[Interface dataset entries]
***
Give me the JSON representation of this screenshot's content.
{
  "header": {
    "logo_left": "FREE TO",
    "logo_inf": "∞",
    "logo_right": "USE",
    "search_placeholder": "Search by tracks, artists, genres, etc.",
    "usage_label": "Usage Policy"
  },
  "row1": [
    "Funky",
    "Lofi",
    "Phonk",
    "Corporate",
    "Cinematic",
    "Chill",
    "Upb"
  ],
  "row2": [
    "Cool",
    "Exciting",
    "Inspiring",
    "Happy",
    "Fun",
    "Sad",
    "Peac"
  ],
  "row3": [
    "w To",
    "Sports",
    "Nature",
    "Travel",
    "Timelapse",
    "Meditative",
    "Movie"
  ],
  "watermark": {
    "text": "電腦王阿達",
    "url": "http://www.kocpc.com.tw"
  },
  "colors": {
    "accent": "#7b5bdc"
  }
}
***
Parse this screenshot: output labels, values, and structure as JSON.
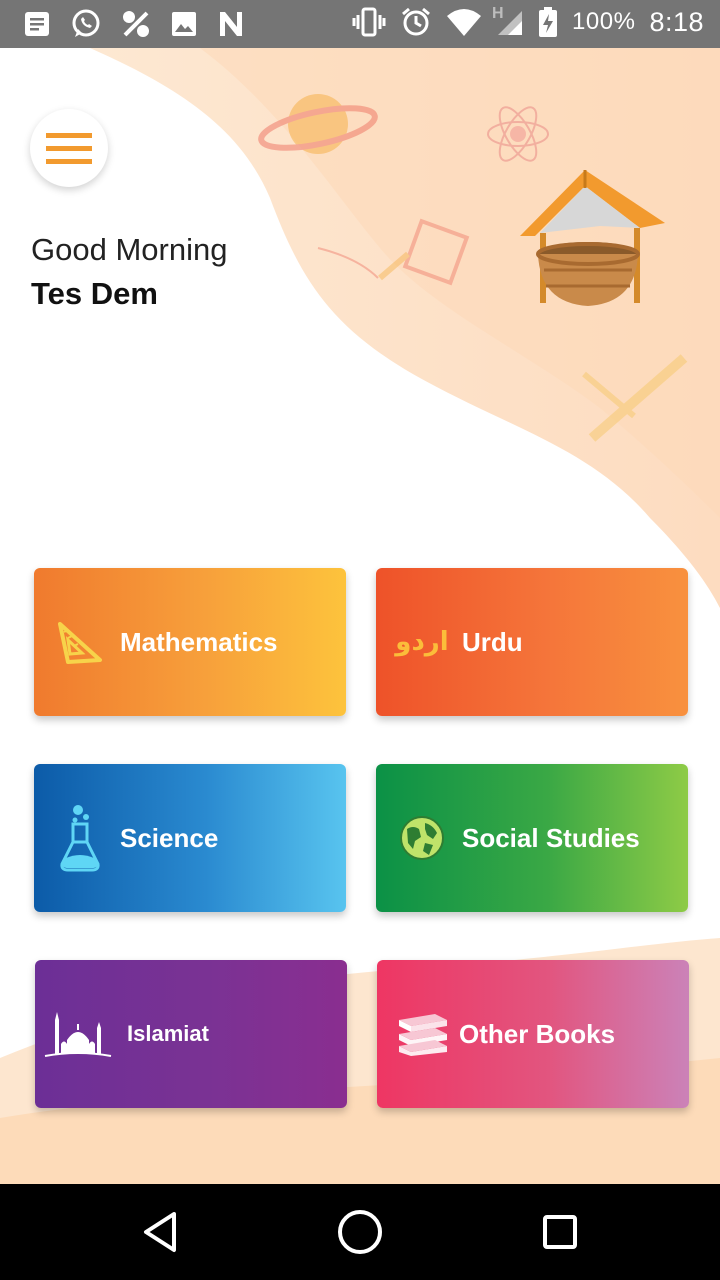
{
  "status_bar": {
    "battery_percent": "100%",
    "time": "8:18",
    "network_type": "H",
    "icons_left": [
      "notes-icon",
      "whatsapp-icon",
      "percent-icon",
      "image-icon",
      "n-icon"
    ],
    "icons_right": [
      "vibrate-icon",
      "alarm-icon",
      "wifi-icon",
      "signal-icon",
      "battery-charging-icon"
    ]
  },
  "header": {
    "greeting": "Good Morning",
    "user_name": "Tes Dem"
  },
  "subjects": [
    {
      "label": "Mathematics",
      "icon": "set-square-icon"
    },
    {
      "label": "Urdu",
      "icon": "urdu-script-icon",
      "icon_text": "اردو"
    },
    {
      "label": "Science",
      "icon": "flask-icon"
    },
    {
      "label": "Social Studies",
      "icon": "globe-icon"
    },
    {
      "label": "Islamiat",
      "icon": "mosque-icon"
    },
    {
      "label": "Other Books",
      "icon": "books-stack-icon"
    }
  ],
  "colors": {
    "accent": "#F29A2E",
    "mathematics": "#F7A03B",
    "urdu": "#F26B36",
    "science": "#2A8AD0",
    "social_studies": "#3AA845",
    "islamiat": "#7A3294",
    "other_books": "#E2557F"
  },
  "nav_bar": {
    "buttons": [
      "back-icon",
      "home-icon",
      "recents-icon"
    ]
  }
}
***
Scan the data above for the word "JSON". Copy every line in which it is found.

Give me the JSON representation of this screenshot's content.
Parse this screenshot: output labels, values, and structure as JSON.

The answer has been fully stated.